- [Your objective]
Repeat each entry below exactly as it stands.

Dataset rows describing interfaces:
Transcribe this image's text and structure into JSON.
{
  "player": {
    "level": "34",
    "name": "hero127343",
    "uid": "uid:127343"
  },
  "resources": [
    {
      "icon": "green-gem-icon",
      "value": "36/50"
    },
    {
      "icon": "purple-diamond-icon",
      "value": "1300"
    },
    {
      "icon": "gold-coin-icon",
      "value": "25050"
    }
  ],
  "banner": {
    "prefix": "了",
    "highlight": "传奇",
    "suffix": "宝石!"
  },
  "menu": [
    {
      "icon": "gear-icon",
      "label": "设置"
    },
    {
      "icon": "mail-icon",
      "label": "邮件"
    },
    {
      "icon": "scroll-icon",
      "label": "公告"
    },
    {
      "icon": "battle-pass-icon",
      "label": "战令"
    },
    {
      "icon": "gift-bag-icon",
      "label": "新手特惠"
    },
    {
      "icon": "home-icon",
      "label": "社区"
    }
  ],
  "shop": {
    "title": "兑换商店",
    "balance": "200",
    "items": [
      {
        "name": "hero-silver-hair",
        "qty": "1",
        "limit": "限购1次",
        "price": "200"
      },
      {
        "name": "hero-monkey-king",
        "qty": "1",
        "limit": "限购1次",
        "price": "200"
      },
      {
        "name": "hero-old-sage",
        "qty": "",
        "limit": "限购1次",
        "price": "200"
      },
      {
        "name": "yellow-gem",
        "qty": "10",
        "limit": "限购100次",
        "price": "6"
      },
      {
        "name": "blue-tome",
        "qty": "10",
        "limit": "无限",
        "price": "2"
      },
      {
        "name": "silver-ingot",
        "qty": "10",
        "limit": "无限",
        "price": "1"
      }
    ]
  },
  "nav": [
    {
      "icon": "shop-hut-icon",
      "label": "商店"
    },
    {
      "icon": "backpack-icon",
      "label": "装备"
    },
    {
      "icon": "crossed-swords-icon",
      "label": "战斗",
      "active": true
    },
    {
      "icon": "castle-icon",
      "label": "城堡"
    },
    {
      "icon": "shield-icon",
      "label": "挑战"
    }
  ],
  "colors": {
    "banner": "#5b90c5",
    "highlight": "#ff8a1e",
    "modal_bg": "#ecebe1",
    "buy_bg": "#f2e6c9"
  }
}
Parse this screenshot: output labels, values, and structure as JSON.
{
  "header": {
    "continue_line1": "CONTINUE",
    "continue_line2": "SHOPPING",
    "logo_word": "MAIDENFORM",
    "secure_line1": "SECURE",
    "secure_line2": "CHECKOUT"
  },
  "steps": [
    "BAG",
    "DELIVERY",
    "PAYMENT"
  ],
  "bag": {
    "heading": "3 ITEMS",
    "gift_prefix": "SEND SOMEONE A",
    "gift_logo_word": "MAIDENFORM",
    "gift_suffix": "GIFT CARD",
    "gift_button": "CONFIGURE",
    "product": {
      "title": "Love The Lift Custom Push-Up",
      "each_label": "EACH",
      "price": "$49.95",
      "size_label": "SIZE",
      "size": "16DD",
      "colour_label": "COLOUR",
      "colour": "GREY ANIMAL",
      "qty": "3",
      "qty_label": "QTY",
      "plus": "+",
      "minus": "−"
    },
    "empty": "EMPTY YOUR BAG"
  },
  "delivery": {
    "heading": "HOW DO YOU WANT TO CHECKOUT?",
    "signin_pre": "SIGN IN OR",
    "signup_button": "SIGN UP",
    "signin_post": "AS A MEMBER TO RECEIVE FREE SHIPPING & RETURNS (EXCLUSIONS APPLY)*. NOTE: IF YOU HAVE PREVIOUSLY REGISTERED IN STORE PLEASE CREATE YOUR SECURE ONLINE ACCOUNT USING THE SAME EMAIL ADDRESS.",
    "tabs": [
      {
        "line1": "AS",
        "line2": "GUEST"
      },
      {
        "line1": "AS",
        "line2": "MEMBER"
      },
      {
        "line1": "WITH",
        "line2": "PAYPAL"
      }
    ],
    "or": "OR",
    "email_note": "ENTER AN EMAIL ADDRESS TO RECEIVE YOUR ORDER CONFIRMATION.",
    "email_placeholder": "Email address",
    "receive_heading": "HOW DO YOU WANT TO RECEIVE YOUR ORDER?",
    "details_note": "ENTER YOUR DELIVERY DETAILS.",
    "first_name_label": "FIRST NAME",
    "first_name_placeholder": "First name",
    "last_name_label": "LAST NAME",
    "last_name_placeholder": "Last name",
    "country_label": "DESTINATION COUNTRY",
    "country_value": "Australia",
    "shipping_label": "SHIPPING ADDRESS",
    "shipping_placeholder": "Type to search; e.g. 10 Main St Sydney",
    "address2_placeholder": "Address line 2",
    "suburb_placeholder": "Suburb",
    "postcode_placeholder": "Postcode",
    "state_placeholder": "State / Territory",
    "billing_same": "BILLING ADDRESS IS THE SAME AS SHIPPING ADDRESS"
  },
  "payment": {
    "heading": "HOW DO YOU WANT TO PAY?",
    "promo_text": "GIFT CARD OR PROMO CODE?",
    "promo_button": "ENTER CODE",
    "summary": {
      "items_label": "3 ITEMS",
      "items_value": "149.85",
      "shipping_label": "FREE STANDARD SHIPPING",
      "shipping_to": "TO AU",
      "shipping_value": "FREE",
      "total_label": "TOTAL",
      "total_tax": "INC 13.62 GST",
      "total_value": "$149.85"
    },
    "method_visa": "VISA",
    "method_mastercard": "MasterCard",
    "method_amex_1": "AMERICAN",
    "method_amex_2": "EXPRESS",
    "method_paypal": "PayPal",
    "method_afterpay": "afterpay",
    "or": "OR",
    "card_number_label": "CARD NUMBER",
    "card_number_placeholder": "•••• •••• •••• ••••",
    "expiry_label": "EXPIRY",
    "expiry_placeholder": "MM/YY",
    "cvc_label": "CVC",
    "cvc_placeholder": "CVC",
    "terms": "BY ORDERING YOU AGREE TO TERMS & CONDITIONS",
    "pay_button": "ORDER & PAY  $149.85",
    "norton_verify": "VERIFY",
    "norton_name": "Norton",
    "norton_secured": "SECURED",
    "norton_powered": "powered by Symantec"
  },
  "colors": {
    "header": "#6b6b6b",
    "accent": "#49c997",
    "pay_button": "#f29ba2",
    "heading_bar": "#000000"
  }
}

- [Task output]
Transcribe this image's text and structure into JSON.
{
  "player": {
    "level": "34",
    "name": "hero127343",
    "uid": "uid:127343"
  },
  "resources": [
    {
      "icon": "green-gem-icon",
      "value": "36/50"
    },
    {
      "icon": "purple-diamond-icon",
      "value": "1300"
    },
    {
      "icon": "gold-coin-icon",
      "value": "25050"
    }
  ],
  "banner": {
    "prefix": "了",
    "highlight": "传奇",
    "suffix": "宝石!"
  },
  "menu": [
    {
      "icon": "gear-icon",
      "label": "设置"
    },
    {
      "icon": "mail-icon",
      "label": "邮件"
    },
    {
      "icon": "scroll-icon",
      "label": "公告"
    },
    {
      "icon": "battle-pass-icon",
      "label": "战令"
    },
    {
      "icon": "gift-bag-icon",
      "label": "新手特惠"
    },
    {
      "icon": "home-icon",
      "label": "社区"
    }
  ],
  "shop": {
    "title": "兑换商店",
    "balance": "200",
    "items": [
      {
        "name": "hero-silver-hair",
        "qty": "1",
        "limit": "限购1次",
        "price": "200"
      },
      {
        "name": "hero-monkey-king",
        "qty": "1",
        "limit": "限购1次",
        "price": "200"
      },
      {
        "name": "hero-old-sage",
        "qty": "",
        "limit": "限购1次",
        "price": "200"
      },
      {
        "name": "yellow-gem",
        "qty": "10",
        "limit": "限购100次",
        "price": "6"
      },
      {
        "name": "blue-tome",
        "qty": "10",
        "limit": "无限",
        "price": "2"
      },
      {
        "name": "silver-ingot",
        "qty": "10",
        "limit": "无限",
        "price": "1"
      }
    ]
  },
  "nav": [
    {
      "icon": "shop-hut-icon",
      "label": "商店"
    },
    {
      "icon": "backpack-icon",
      "label": "装备"
    },
    {
      "icon": "crossed-swords-icon",
      "label": "战斗",
      "active": true
    },
    {
      "icon": "castle-icon",
      "label": "城堡"
    },
    {
      "icon": "shield-icon",
      "label": "挑战"
    }
  ],
  "colors": {
    "banner": "#5b90c5",
    "highlight": "#ff8a1e",
    "modal_bg": "#ecebe1",
    "buy_bg": "#f2e6c9"
  }
}
Parse this screenshot: output labels, values, and structure as JSON.
{
  "header": {
    "continue_line1": "CONTINUE",
    "continue_line2": "SHOPPING",
    "logo_word": "MAIDENFORM",
    "secure_line1": "SECURE",
    "secure_line2": "CHECKOUT"
  },
  "steps": [
    "BAG",
    "DELIVERY",
    "PAYMENT"
  ],
  "bag": {
    "heading": "3 ITEMS",
    "gift_prefix": "SEND SOMEONE A",
    "gift_logo_word": "MAIDENFORM",
    "gift_suffix": "GIFT CARD",
    "gift_button": "CONFIGURE",
    "product": {
      "title": "Love The Lift Custom Push-Up",
      "each_label": "EACH",
      "price": "$49.95",
      "size_label": "SIZE",
      "size": "16DD",
      "colour_label": "COLOUR",
      "colour": "GREY ANIMAL",
      "qty": "3",
      "qty_label": "QTY",
      "plus": "+",
      "minus": "−"
    },
    "empty": "EMPTY YOUR BAG"
  },
  "delivery": {
    "heading": "HOW DO YOU WANT TO CHECKOUT?",
    "signin_pre": "SIGN IN OR",
    "signup_button": "SIGN UP",
    "signin_post": "AS A MEMBER TO RECEIVE FREE SHIPPING & RETURNS (EXCLUSIONS APPLY)*. NOTE: IF YOU HAVE PREVIOUSLY REGISTERED IN STORE PLEASE CREATE YOUR SECURE ONLINE ACCOUNT USING THE SAME EMAIL ADDRESS.",
    "tabs": [
      {
        "line1": "AS",
        "line2": "GUEST"
      },
      {
        "line1": "AS",
        "line2": "MEMBER"
      },
      {
        "line1": "WITH",
        "line2": "PAYPAL"
      }
    ],
    "or": "OR",
    "email_note": "ENTER AN EMAIL ADDRESS TO RECEIVE YOUR ORDER CONFIRMATION.",
    "email_placeholder": "Email address",
    "receive_heading": "HOW DO YOU WANT TO RECEIVE YOUR ORDER?",
    "details_note": "ENTER YOUR DELIVERY DETAILS.",
    "first_name_label": "FIRST NAME",
    "first_name_placeholder": "First name",
    "last_name_label": "LAST NAME",
    "last_name_placeholder": "Last name",
    "country_label": "DESTINATION COUNTRY",
    "country_value": "Australia",
    "shipping_label": "SHIPPING ADDRESS",
    "shipping_placeholder": "Type to search; e.g. 10 Main St Sydney",
    "address2_placeholder": "Address line 2",
    "suburb_placeholder": "Suburb",
    "postcode_placeholder": "Postcode",
    "state_placeholder": "State / Territory",
    "billing_same": "BILLING ADDRESS IS THE SAME AS SHIPPING ADDRESS"
  },
  "payment": {
    "heading": "HOW DO YOU WANT TO PAY?",
    "promo_text": "GIFT CARD OR PROMO CODE?",
    "promo_button": "ENTER CODE",
    "summary": {
      "items_label": "3 ITEMS",
      "items_value": "149.85",
      "shipping_label": "FREE STANDARD SHIPPING",
      "shipping_to": "TO AU",
      "shipping_value": "FREE",
      "total_label": "TOTAL",
      "total_tax": "INC 13.62 GST",
      "total_value": "$149.85"
    },
    "method_visa": "VISA",
    "method_mastercard": "MasterCard",
    "method_amex_1": "AMERICAN",
    "method_amex_2": "EXPRESS",
    "method_paypal": "PayPal",
    "method_afterpay": "afterpay",
    "or": "OR",
    "card_number_label": "CARD NUMBER",
    "card_number_placeholder": "•••• •••• •••• ••••",
    "expiry_label": "EXPIRY",
    "expiry_placeholder": "MM/YY",
    "cvc_label": "CVC",
    "cvc_placeholder": "CVC",
    "terms": "BY ORDERING YOU AGREE TO TERMS & CONDITIONS",
    "pay_button": "ORDER & PAY  $149.85",
    "norton_verify": "VERIFY",
    "norton_name": "Norton",
    "norton_secured": "SECURED",
    "norton_powered": "powered by Symantec"
  },
  "colors": {
    "header": "#6b6b6b",
    "accent": "#49c997",
    "pay_button": "#f29ba2",
    "heading_bar": "#000000"
  }
}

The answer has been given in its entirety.